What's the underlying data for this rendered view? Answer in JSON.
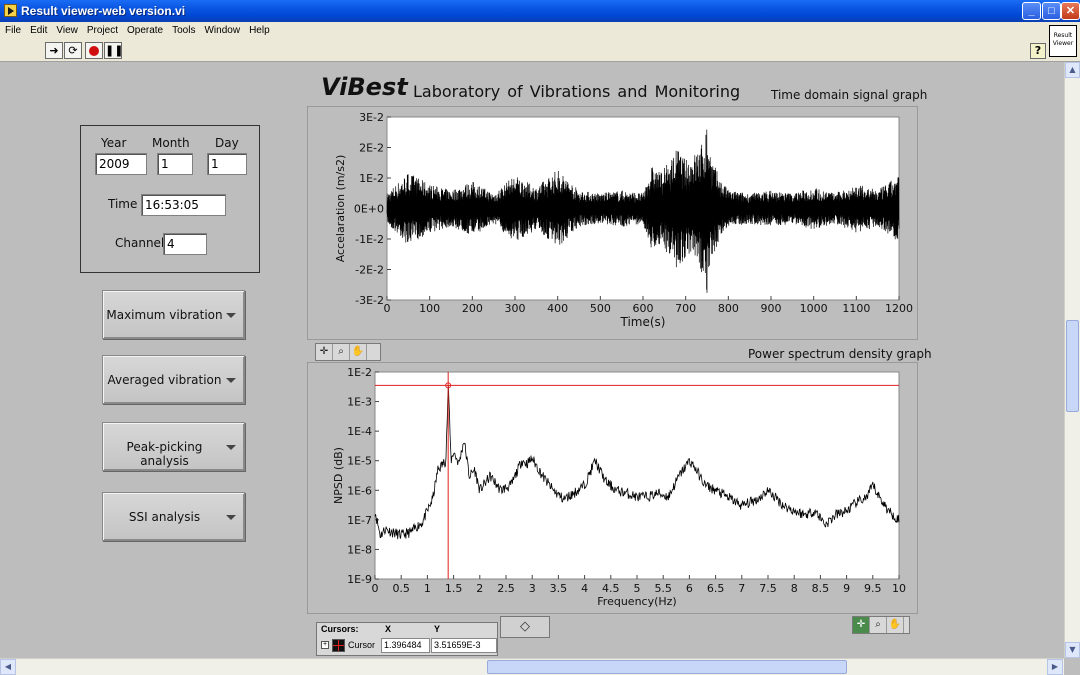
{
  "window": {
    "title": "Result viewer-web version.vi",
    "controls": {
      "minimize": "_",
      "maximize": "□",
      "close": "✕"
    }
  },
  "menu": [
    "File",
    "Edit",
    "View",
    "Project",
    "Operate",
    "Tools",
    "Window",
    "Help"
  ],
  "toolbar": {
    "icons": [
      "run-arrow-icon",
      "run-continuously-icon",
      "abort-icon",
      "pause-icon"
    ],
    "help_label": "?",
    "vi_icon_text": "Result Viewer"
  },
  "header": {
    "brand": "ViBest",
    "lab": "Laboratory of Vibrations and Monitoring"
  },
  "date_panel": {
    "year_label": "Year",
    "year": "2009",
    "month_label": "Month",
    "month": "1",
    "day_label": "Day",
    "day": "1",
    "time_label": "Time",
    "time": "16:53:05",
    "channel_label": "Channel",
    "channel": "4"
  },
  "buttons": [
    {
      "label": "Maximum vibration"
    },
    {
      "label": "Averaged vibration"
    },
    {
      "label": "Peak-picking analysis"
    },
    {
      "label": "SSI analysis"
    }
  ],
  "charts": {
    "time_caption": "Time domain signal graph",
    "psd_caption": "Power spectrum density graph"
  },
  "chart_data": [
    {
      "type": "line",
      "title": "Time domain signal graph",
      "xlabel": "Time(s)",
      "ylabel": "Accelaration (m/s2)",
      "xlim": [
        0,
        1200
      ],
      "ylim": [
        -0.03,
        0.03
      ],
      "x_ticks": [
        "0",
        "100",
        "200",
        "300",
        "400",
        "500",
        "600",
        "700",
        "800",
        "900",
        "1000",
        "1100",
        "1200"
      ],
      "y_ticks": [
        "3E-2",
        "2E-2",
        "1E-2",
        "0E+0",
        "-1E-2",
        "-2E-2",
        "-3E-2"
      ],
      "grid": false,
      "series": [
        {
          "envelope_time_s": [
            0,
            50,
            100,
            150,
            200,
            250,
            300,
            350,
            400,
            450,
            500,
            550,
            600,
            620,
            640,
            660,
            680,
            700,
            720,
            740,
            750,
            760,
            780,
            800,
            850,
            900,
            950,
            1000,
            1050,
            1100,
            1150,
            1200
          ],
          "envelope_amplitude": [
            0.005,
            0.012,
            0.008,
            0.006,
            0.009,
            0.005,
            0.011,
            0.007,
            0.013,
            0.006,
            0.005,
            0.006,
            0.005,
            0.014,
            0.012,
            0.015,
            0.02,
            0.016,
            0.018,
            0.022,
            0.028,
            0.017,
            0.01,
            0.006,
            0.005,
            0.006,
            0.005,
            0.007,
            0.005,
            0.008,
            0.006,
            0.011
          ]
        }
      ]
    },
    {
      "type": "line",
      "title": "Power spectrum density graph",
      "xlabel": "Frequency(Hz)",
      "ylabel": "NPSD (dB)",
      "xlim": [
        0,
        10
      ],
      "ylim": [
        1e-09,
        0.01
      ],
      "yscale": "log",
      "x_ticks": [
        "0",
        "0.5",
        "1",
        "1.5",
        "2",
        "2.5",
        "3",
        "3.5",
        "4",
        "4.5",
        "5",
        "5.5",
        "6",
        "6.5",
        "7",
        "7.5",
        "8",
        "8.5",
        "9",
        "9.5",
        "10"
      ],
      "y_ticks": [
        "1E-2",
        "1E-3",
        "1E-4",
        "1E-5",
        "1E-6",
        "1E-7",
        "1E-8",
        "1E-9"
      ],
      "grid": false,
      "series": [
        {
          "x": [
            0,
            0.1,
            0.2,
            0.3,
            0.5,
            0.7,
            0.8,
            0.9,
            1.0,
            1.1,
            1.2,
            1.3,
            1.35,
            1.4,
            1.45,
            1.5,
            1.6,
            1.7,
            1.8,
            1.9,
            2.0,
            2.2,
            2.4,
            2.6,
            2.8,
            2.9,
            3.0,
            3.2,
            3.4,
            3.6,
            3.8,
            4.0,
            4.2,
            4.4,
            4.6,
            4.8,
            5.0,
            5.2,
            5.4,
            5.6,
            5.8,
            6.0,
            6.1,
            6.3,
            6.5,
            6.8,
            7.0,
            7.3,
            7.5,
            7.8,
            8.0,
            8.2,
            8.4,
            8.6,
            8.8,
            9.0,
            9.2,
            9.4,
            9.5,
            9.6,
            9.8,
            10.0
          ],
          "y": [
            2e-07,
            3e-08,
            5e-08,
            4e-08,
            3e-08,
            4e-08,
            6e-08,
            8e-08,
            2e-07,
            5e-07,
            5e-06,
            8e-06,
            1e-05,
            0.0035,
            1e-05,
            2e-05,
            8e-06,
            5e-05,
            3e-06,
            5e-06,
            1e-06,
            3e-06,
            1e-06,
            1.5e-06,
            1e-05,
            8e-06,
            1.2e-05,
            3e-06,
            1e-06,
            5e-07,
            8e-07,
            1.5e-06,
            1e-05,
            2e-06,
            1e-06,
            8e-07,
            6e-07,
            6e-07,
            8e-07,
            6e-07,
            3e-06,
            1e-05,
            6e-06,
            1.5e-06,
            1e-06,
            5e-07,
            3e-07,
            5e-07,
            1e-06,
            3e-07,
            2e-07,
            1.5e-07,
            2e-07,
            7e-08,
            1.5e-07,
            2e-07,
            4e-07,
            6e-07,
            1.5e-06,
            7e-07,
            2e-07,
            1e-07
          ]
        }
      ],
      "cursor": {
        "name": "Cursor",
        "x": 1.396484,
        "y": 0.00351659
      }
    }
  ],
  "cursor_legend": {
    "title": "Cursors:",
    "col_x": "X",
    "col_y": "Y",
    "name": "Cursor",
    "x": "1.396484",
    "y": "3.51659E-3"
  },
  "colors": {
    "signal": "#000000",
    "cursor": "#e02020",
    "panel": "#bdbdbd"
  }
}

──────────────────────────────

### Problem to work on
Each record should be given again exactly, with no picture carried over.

### Expected output
What's the underlying data for this rendered view? Answer in JSON.
{
  "window": {
    "title": "Result viewer-web version.vi",
    "controls": {
      "minimize": "_",
      "maximize": "□",
      "close": "✕"
    }
  },
  "menu": [
    "File",
    "Edit",
    "View",
    "Project",
    "Operate",
    "Tools",
    "Window",
    "Help"
  ],
  "toolbar": {
    "icons": [
      "run-arrow-icon",
      "run-continuously-icon",
      "abort-icon",
      "pause-icon"
    ],
    "help_label": "?",
    "vi_icon_text": "Result Viewer"
  },
  "header": {
    "brand": "ViBest",
    "lab": "Laboratory of Vibrations and Monitoring"
  },
  "date_panel": {
    "year_label": "Year",
    "year": "2009",
    "month_label": "Month",
    "month": "1",
    "day_label": "Day",
    "day": "1",
    "time_label": "Time",
    "time": "16:53:05",
    "channel_label": "Channel",
    "channel": "4"
  },
  "buttons": [
    {
      "label": "Maximum vibration"
    },
    {
      "label": "Averaged vibration"
    },
    {
      "label": "Peak-picking analysis"
    },
    {
      "label": "SSI analysis"
    }
  ],
  "charts": {
    "time_caption": "Time domain signal graph",
    "psd_caption": "Power spectrum density graph"
  },
  "chart_data": [
    {
      "type": "line",
      "title": "Time domain signal graph",
      "xlabel": "Time(s)",
      "ylabel": "Accelaration (m/s2)",
      "xlim": [
        0,
        1200
      ],
      "ylim": [
        -0.03,
        0.03
      ],
      "x_ticks": [
        "0",
        "100",
        "200",
        "300",
        "400",
        "500",
        "600",
        "700",
        "800",
        "900",
        "1000",
        "1100",
        "1200"
      ],
      "y_ticks": [
        "3E-2",
        "2E-2",
        "1E-2",
        "0E+0",
        "-1E-2",
        "-2E-2",
        "-3E-2"
      ],
      "grid": false,
      "series": [
        {
          "envelope_time_s": [
            0,
            50,
            100,
            150,
            200,
            250,
            300,
            350,
            400,
            450,
            500,
            550,
            600,
            620,
            640,
            660,
            680,
            700,
            720,
            740,
            750,
            760,
            780,
            800,
            850,
            900,
            950,
            1000,
            1050,
            1100,
            1150,
            1200
          ],
          "envelope_amplitude": [
            0.005,
            0.012,
            0.008,
            0.006,
            0.009,
            0.005,
            0.011,
            0.007,
            0.013,
            0.006,
            0.005,
            0.006,
            0.005,
            0.014,
            0.012,
            0.015,
            0.02,
            0.016,
            0.018,
            0.022,
            0.028,
            0.017,
            0.01,
            0.006,
            0.005,
            0.006,
            0.005,
            0.007,
            0.005,
            0.008,
            0.006,
            0.011
          ]
        }
      ]
    },
    {
      "type": "line",
      "title": "Power spectrum density graph",
      "xlabel": "Frequency(Hz)",
      "ylabel": "NPSD (dB)",
      "xlim": [
        0,
        10
      ],
      "ylim": [
        1e-09,
        0.01
      ],
      "yscale": "log",
      "x_ticks": [
        "0",
        "0.5",
        "1",
        "1.5",
        "2",
        "2.5",
        "3",
        "3.5",
        "4",
        "4.5",
        "5",
        "5.5",
        "6",
        "6.5",
        "7",
        "7.5",
        "8",
        "8.5",
        "9",
        "9.5",
        "10"
      ],
      "y_ticks": [
        "1E-2",
        "1E-3",
        "1E-4",
        "1E-5",
        "1E-6",
        "1E-7",
        "1E-8",
        "1E-9"
      ],
      "grid": false,
      "series": [
        {
          "x": [
            0,
            0.1,
            0.2,
            0.3,
            0.5,
            0.7,
            0.8,
            0.9,
            1.0,
            1.1,
            1.2,
            1.3,
            1.35,
            1.4,
            1.45,
            1.5,
            1.6,
            1.7,
            1.8,
            1.9,
            2.0,
            2.2,
            2.4,
            2.6,
            2.8,
            2.9,
            3.0,
            3.2,
            3.4,
            3.6,
            3.8,
            4.0,
            4.2,
            4.4,
            4.6,
            4.8,
            5.0,
            5.2,
            5.4,
            5.6,
            5.8,
            6.0,
            6.1,
            6.3,
            6.5,
            6.8,
            7.0,
            7.3,
            7.5,
            7.8,
            8.0,
            8.2,
            8.4,
            8.6,
            8.8,
            9.0,
            9.2,
            9.4,
            9.5,
            9.6,
            9.8,
            10.0
          ],
          "y": [
            2e-07,
            3e-08,
            5e-08,
            4e-08,
            3e-08,
            4e-08,
            6e-08,
            8e-08,
            2e-07,
            5e-07,
            5e-06,
            8e-06,
            1e-05,
            0.0035,
            1e-05,
            2e-05,
            8e-06,
            5e-05,
            3e-06,
            5e-06,
            1e-06,
            3e-06,
            1e-06,
            1.5e-06,
            1e-05,
            8e-06,
            1.2e-05,
            3e-06,
            1e-06,
            5e-07,
            8e-07,
            1.5e-06,
            1e-05,
            2e-06,
            1e-06,
            8e-07,
            6e-07,
            6e-07,
            8e-07,
            6e-07,
            3e-06,
            1e-05,
            6e-06,
            1.5e-06,
            1e-06,
            5e-07,
            3e-07,
            5e-07,
            1e-06,
            3e-07,
            2e-07,
            1.5e-07,
            2e-07,
            7e-08,
            1.5e-07,
            2e-07,
            4e-07,
            6e-07,
            1.5e-06,
            7e-07,
            2e-07,
            1e-07
          ]
        }
      ],
      "cursor": {
        "name": "Cursor",
        "x": 1.396484,
        "y": 0.00351659
      }
    }
  ],
  "cursor_legend": {
    "title": "Cursors:",
    "col_x": "X",
    "col_y": "Y",
    "name": "Cursor",
    "x": "1.396484",
    "y": "3.51659E-3"
  },
  "colors": {
    "signal": "#000000",
    "cursor": "#e02020",
    "panel": "#bdbdbd"
  }
}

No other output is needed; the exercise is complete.